- [What you have to do]: From the entries below, please gather each line containing the string "счета".

---------- Records ----------

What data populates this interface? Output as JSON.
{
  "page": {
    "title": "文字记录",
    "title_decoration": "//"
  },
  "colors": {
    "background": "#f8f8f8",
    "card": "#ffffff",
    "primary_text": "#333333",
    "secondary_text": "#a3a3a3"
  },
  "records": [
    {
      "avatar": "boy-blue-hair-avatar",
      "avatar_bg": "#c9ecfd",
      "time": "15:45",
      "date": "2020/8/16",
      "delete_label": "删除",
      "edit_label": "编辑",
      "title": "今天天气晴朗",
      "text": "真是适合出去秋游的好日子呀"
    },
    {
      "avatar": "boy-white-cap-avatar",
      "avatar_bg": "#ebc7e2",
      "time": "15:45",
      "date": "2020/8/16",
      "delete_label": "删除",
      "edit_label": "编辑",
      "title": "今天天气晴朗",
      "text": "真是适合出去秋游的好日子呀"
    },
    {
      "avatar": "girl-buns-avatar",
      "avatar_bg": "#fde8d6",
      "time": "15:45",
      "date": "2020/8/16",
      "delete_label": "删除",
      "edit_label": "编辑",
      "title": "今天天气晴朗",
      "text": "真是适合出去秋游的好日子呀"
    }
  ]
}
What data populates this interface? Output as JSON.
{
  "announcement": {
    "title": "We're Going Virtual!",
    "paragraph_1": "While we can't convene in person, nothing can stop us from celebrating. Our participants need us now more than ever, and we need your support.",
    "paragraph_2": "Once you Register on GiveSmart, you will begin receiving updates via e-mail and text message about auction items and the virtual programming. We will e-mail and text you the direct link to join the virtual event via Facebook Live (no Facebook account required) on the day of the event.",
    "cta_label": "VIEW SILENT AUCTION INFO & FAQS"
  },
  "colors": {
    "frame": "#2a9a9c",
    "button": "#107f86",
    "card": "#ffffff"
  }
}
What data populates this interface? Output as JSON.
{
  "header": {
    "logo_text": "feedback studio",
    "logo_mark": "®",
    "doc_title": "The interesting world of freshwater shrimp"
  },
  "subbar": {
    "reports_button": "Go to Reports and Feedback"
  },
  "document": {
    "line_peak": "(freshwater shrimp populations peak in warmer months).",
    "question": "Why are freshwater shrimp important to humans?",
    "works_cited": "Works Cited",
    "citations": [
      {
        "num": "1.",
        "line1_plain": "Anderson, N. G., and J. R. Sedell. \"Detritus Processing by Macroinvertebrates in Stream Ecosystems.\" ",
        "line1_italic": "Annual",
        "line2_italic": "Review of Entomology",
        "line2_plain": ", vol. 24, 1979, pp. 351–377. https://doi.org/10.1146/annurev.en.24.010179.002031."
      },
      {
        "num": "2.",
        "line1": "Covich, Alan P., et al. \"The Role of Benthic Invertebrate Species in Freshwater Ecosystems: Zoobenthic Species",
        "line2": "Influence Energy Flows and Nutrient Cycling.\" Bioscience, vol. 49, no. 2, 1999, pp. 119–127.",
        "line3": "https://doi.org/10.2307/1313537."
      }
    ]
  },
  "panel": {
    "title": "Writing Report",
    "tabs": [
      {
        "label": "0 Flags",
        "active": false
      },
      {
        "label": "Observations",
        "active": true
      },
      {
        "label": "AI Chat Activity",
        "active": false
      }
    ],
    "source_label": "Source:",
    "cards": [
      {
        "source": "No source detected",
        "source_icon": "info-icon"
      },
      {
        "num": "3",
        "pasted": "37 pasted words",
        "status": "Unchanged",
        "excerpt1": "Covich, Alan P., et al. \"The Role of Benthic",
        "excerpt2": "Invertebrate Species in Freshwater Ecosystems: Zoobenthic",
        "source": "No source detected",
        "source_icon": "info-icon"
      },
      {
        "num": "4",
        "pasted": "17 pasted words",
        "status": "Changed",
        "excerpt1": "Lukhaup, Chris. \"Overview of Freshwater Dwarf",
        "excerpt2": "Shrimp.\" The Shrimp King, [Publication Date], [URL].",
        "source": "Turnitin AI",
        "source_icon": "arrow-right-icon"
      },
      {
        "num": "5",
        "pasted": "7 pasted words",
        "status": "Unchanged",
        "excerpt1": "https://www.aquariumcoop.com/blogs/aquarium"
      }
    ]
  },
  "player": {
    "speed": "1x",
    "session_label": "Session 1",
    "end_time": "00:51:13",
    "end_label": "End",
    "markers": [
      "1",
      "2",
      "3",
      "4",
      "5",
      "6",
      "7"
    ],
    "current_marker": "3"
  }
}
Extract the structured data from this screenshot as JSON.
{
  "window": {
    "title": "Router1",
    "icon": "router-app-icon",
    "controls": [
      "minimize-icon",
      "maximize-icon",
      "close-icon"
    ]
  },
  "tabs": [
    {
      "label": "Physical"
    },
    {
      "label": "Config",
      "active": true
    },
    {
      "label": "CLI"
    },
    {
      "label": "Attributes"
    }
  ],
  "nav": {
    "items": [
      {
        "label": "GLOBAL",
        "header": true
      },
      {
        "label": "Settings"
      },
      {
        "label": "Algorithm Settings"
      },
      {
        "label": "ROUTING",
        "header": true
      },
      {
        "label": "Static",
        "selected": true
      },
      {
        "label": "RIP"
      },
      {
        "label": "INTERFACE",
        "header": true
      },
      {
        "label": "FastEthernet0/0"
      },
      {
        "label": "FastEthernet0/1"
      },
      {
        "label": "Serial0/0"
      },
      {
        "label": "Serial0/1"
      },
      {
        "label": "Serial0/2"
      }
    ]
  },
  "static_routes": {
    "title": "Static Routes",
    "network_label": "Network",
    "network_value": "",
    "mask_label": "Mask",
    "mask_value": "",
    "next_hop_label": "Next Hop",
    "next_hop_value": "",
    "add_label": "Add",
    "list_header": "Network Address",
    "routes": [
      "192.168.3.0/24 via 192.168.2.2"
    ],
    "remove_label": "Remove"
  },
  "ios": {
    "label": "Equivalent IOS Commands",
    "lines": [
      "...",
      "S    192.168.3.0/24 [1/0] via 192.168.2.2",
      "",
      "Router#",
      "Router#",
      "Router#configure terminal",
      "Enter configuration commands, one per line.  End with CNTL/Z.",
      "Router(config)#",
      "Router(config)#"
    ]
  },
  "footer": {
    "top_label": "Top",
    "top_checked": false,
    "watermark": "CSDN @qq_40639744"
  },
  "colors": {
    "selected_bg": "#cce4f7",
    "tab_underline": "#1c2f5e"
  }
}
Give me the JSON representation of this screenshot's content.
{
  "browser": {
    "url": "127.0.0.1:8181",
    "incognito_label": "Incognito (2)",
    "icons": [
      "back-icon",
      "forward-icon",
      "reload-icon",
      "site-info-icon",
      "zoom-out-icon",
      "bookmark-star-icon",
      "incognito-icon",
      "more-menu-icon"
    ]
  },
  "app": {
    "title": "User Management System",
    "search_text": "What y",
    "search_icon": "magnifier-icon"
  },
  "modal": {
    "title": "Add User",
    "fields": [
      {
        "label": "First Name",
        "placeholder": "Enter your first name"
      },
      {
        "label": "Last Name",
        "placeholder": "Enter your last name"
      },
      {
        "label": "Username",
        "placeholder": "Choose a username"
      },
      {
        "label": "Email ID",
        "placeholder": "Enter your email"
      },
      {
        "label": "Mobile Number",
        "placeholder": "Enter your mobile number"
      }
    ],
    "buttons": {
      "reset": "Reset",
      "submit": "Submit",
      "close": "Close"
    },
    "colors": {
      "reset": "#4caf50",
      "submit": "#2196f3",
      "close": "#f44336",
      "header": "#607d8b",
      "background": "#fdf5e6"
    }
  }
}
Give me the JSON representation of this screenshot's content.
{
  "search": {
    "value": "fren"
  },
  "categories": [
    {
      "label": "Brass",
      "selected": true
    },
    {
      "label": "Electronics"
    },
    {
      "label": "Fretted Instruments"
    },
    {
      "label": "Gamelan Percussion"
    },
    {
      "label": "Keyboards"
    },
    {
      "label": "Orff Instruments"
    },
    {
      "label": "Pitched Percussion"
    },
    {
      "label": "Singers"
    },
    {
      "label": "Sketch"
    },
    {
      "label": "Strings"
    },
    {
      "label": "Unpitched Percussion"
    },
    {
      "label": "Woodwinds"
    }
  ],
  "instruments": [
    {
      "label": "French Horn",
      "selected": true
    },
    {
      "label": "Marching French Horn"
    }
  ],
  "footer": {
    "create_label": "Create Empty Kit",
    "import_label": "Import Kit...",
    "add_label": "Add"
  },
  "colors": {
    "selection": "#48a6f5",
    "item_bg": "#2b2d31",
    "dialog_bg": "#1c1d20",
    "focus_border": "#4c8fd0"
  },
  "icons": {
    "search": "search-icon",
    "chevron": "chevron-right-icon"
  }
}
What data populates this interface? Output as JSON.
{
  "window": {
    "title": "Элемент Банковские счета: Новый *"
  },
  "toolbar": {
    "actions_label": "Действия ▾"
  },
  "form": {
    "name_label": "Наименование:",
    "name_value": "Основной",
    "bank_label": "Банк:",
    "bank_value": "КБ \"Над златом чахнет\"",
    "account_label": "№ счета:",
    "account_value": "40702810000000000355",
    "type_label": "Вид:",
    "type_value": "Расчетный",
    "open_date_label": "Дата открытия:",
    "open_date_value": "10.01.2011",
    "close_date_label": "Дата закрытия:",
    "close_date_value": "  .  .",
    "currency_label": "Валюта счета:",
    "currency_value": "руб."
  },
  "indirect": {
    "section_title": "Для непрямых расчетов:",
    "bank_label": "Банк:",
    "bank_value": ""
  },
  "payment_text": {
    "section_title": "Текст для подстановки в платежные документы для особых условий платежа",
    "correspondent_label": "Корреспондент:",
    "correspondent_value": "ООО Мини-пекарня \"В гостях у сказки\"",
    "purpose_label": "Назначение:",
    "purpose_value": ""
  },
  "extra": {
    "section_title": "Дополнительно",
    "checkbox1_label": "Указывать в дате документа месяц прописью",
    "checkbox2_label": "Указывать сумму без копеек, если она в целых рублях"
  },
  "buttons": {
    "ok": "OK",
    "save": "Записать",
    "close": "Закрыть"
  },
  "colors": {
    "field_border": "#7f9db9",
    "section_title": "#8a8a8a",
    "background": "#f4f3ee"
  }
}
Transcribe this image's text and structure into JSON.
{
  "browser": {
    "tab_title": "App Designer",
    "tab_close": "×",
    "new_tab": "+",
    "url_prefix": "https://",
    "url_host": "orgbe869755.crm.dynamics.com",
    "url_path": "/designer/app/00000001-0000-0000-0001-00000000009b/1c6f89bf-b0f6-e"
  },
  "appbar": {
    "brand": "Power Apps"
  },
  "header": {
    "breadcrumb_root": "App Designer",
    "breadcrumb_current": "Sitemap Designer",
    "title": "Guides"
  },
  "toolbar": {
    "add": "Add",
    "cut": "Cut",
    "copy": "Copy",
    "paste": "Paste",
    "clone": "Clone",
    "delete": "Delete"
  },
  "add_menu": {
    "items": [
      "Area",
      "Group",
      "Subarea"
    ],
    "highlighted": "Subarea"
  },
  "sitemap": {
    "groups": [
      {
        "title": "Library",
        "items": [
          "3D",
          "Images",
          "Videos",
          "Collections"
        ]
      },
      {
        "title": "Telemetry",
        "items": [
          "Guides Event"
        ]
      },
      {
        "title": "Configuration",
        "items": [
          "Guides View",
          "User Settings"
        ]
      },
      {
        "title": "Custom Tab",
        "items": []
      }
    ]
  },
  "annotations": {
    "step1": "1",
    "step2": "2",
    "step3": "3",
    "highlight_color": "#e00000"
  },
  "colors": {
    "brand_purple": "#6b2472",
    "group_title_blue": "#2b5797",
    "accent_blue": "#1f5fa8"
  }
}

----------

- [Exercise response]:
    "title": "Элемент Банковские счета: Новый *"
    "account_label": "№ счета:",
    "currency_label": "Валюта счета:",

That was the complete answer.